— WORK REQUEST —
Exact duplicates of all the records are needed.

— DATASET —
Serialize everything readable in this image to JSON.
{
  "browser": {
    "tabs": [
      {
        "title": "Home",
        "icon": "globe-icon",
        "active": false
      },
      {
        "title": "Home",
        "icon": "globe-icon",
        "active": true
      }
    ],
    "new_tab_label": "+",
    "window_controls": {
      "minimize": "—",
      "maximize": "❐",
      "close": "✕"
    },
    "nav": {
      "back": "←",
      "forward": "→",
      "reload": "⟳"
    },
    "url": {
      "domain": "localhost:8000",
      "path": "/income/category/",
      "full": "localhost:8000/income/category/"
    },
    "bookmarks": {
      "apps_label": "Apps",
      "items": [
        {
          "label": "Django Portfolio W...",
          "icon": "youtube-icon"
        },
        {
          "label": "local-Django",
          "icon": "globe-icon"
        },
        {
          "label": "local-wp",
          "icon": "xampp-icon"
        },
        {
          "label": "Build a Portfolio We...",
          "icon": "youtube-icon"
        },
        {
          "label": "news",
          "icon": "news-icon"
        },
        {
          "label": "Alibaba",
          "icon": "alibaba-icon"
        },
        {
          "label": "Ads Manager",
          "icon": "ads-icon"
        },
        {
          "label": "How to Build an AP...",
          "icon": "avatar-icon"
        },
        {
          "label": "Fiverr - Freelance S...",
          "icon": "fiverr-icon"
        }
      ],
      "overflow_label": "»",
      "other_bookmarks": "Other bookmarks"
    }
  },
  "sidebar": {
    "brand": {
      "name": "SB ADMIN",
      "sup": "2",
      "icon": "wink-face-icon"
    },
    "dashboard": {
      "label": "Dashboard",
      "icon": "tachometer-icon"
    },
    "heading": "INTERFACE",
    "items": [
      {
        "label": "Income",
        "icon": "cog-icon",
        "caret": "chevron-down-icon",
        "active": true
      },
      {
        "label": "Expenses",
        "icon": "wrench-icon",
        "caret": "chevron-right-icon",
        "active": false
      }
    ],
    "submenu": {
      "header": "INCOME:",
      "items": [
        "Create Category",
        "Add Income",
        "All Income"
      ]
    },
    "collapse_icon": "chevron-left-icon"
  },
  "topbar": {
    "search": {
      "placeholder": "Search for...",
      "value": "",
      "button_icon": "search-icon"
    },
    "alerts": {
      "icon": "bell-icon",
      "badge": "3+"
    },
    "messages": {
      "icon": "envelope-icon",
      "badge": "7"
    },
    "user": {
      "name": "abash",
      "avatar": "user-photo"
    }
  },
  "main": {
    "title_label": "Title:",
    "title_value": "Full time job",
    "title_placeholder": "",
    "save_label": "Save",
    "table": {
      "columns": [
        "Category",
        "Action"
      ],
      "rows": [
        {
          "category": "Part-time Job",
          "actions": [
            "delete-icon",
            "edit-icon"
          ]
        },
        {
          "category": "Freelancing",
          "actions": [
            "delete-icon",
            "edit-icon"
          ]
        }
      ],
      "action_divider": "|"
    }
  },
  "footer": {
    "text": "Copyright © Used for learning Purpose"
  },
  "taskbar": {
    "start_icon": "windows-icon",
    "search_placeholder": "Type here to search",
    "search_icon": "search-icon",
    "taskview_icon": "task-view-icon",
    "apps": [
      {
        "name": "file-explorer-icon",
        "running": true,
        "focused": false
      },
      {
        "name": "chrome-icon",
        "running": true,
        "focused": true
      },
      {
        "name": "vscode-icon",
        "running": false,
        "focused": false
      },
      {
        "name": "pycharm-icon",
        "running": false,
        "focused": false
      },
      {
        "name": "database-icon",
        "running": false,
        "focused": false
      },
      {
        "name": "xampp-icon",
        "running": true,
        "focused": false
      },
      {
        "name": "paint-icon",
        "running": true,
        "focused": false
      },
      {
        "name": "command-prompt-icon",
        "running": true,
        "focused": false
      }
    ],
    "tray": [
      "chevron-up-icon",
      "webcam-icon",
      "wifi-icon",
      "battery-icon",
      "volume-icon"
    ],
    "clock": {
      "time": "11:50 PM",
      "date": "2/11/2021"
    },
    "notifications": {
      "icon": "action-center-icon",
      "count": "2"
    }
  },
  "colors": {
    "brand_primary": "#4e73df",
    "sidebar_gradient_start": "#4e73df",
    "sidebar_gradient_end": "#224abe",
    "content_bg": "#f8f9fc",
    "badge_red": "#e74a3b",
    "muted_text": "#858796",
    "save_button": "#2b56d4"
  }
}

— SOLUTION BELOW —
Serialize everything readable in this image to JSON.
{
  "browser": {
    "tabs": [
      {
        "title": "Home",
        "icon": "globe-icon",
        "active": false
      },
      {
        "title": "Home",
        "icon": "globe-icon",
        "active": true
      }
    ],
    "new_tab_label": "+",
    "window_controls": {
      "minimize": "—",
      "maximize": "❐",
      "close": "✕"
    },
    "nav": {
      "back": "←",
      "forward": "→",
      "reload": "⟳"
    },
    "url": {
      "domain": "localhost:8000",
      "path": "/income/category/",
      "full": "localhost:8000/income/category/"
    },
    "bookmarks": {
      "apps_label": "Apps",
      "items": [
        {
          "label": "Django Portfolio W...",
          "icon": "youtube-icon"
        },
        {
          "label": "local-Django",
          "icon": "globe-icon"
        },
        {
          "label": "local-wp",
          "icon": "xampp-icon"
        },
        {
          "label": "Build a Portfolio We...",
          "icon": "youtube-icon"
        },
        {
          "label": "news",
          "icon": "news-icon"
        },
        {
          "label": "Alibaba",
          "icon": "alibaba-icon"
        },
        {
          "label": "Ads Manager",
          "icon": "ads-icon"
        },
        {
          "label": "How to Build an AP...",
          "icon": "avatar-icon"
        },
        {
          "label": "Fiverr - Freelance S...",
          "icon": "fiverr-icon"
        }
      ],
      "overflow_label": "»",
      "other_bookmarks": "Other bookmarks"
    }
  },
  "sidebar": {
    "brand": {
      "name": "SB ADMIN",
      "sup": "2",
      "icon": "wink-face-icon"
    },
    "dashboard": {
      "label": "Dashboard",
      "icon": "tachometer-icon"
    },
    "heading": "INTERFACE",
    "items": [
      {
        "label": "Income",
        "icon": "cog-icon",
        "caret": "chevron-down-icon",
        "active": true
      },
      {
        "label": "Expenses",
        "icon": "wrench-icon",
        "caret": "chevron-right-icon",
        "active": false
      }
    ],
    "submenu": {
      "header": "INCOME:",
      "items": [
        "Create Category",
        "Add Income",
        "All Income"
      ]
    },
    "collapse_icon": "chevron-left-icon"
  },
  "topbar": {
    "search": {
      "placeholder": "Search for...",
      "value": "",
      "button_icon": "search-icon"
    },
    "alerts": {
      "icon": "bell-icon",
      "badge": "3+"
    },
    "messages": {
      "icon": "envelope-icon",
      "badge": "7"
    },
    "user": {
      "name": "abash",
      "avatar": "user-photo"
    }
  },
  "main": {
    "title_label": "Title:",
    "title_value": "Full time job",
    "title_placeholder": "",
    "save_label": "Save",
    "table": {
      "columns": [
        "Category",
        "Action"
      ],
      "rows": [
        {
          "category": "Part-time Job",
          "actions": [
            "delete-icon",
            "edit-icon"
          ]
        },
        {
          "category": "Freelancing",
          "actions": [
            "delete-icon",
            "edit-icon"
          ]
        }
      ],
      "action_divider": "|"
    }
  },
  "footer": {
    "text": "Copyright © Used for learning Purpose"
  },
  "taskbar": {
    "start_icon": "windows-icon",
    "search_placeholder": "Type here to search",
    "search_icon": "search-icon",
    "taskview_icon": "task-view-icon",
    "apps": [
      {
        "name": "file-explorer-icon",
        "running": true,
        "focused": false
      },
      {
        "name": "chrome-icon",
        "running": true,
        "focused": true
      },
      {
        "name": "vscode-icon",
        "running": false,
        "focused": false
      },
      {
        "name": "pycharm-icon",
        "running": false,
        "focused": false
      },
      {
        "name": "database-icon",
        "running": false,
        "focused": false
      },
      {
        "name": "xampp-icon",
        "running": true,
        "focused": false
      },
      {
        "name": "paint-icon",
        "running": true,
        "focused": false
      },
      {
        "name": "command-prompt-icon",
        "running": true,
        "focused": false
      }
    ],
    "tray": [
      "chevron-up-icon",
      "webcam-icon",
      "wifi-icon",
      "battery-icon",
      "volume-icon"
    ],
    "clock": {
      "time": "11:50 PM",
      "date": "2/11/2021"
    },
    "notifications": {
      "icon": "action-center-icon",
      "count": "2"
    }
  },
  "colors": {
    "brand_primary": "#4e73df",
    "sidebar_gradient_start": "#4e73df",
    "sidebar_gradient_end": "#224abe",
    "content_bg": "#f8f9fc",
    "badge_red": "#e74a3b",
    "muted_text": "#858796",
    "save_button": "#2b56d4"
  }
}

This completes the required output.